Some examples are piles of leaves, mulch areas, and piles of junk where they harbor, wood piles, etc. Access points where they enter the structure can be sealed or caulked to keep them out of the home.

I wouldn’t recommend caulking the gaps in the bricks for brick homes as this acts as ventilation for moisture inside the walls. These gaps in the bricks should not be caulked to keep the American Roach out of your home.

If they are sealed, you can create another problem of potentially having mold in your walls. These gaps were left there for a reason. Residual sprays can be sprayed for American Roaches to areas specified by the label.

Some of these areas would be inside the structure, under a structure, or the perimeter for example. Dusts are a great tool for treating the American Roach in areas such as voids that are untreatable with residual sprays.

If using dusts they must be used in dry areas or they will not benefit you in any way if the dusts are applied to moist areas. Dusts should be used as the label specifies and applied lightly as if applied heavily they will act as a deterrent.

Be sure if using dusts to control the American Roach your placement is in areas where children and pets are not subject to come in contact with them. Baits are also a tool that can be used for control of the pest.

Sticky boards can be used for IPM (integrated pest Management) to find the heavy traffic areas where treatment is needed the most.
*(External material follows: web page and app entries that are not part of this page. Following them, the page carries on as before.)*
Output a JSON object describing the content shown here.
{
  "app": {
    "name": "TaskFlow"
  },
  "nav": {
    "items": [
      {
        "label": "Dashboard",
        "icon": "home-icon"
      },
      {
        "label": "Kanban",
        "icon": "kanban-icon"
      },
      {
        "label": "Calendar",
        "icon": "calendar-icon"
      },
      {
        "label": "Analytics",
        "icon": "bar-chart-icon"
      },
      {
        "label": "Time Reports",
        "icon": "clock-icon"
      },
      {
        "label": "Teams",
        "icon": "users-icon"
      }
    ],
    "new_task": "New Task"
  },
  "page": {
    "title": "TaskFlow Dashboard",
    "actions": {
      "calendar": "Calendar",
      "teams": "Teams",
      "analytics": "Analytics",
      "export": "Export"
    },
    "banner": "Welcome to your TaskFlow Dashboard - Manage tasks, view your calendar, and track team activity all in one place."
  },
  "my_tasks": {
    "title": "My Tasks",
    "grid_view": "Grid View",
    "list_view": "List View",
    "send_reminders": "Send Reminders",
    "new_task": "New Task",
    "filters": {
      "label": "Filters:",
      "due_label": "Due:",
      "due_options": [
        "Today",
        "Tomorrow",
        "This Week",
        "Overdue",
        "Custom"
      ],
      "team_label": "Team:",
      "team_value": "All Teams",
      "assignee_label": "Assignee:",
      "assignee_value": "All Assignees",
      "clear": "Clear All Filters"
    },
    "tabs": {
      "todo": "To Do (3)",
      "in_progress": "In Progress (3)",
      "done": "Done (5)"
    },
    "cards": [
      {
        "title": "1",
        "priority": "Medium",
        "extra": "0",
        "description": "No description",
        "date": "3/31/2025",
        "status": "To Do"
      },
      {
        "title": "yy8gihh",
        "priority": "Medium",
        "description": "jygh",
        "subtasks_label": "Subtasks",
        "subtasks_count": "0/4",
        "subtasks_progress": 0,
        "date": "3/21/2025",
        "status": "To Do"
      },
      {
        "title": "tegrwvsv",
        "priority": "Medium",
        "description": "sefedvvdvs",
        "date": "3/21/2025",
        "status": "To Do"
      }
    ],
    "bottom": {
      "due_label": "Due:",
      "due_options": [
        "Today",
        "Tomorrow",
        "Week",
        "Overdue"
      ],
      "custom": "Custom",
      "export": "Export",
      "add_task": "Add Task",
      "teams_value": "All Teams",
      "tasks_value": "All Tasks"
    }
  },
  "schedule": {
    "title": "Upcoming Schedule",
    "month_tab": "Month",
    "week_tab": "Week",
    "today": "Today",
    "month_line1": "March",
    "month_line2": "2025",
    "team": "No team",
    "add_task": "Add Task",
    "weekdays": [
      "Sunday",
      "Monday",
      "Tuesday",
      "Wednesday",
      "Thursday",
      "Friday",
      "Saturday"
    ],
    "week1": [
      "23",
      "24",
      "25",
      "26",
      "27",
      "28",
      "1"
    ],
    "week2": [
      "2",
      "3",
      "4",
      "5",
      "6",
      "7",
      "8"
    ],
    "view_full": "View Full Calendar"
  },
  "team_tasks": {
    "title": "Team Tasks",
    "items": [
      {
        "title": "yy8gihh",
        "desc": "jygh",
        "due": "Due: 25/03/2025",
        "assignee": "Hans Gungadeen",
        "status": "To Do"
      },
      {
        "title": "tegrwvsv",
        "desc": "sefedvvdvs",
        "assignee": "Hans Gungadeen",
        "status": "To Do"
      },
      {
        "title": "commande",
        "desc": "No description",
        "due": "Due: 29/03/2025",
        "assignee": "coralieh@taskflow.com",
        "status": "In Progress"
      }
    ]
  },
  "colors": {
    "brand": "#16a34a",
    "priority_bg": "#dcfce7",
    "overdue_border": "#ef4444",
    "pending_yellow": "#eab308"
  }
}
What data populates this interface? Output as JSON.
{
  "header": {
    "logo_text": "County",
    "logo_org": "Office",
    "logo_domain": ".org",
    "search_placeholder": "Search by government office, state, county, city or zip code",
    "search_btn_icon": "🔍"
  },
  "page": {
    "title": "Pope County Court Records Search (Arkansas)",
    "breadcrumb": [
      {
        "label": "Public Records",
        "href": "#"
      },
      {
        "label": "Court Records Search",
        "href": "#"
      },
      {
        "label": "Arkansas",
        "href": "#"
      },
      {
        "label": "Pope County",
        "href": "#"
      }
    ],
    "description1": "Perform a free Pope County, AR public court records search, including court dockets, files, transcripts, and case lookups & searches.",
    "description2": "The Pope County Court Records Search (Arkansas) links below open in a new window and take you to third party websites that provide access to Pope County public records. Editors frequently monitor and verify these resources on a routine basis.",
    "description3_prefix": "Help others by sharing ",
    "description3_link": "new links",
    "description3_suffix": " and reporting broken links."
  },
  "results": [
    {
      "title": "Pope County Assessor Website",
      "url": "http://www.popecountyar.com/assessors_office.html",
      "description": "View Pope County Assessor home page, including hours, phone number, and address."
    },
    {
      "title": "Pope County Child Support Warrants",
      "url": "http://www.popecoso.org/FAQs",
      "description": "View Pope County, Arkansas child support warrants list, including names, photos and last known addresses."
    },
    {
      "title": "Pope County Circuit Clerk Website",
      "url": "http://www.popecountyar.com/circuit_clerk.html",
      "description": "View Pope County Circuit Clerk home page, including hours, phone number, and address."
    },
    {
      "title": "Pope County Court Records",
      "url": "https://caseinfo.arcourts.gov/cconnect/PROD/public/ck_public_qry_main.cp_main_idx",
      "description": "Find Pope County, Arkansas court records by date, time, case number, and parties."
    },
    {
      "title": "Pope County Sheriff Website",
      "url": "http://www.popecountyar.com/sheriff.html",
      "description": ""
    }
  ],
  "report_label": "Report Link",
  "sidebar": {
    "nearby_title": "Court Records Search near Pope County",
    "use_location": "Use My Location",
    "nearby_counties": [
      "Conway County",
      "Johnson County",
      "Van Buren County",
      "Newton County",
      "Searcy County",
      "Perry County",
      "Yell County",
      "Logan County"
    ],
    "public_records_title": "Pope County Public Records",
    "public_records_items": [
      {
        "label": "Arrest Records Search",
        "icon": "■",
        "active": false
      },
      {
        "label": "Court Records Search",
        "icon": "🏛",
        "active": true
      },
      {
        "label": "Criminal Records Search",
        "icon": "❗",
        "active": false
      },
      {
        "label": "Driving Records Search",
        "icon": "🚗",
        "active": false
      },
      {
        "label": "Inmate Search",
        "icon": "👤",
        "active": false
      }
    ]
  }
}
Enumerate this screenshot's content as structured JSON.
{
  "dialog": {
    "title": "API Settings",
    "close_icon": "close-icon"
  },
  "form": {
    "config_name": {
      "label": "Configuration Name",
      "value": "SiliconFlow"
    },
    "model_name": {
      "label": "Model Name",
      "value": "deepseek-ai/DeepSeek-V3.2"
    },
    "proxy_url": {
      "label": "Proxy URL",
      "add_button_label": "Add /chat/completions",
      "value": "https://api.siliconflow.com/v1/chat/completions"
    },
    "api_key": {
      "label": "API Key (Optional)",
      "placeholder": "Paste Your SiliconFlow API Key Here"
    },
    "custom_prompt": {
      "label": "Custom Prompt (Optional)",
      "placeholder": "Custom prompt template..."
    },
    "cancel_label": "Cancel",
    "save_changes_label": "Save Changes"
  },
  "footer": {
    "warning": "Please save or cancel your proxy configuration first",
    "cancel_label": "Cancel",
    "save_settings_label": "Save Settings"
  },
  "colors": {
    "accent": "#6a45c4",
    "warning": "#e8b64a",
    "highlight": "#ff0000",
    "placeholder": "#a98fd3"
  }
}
I have found that wettable powders work very well for the American Roach control.

American Roach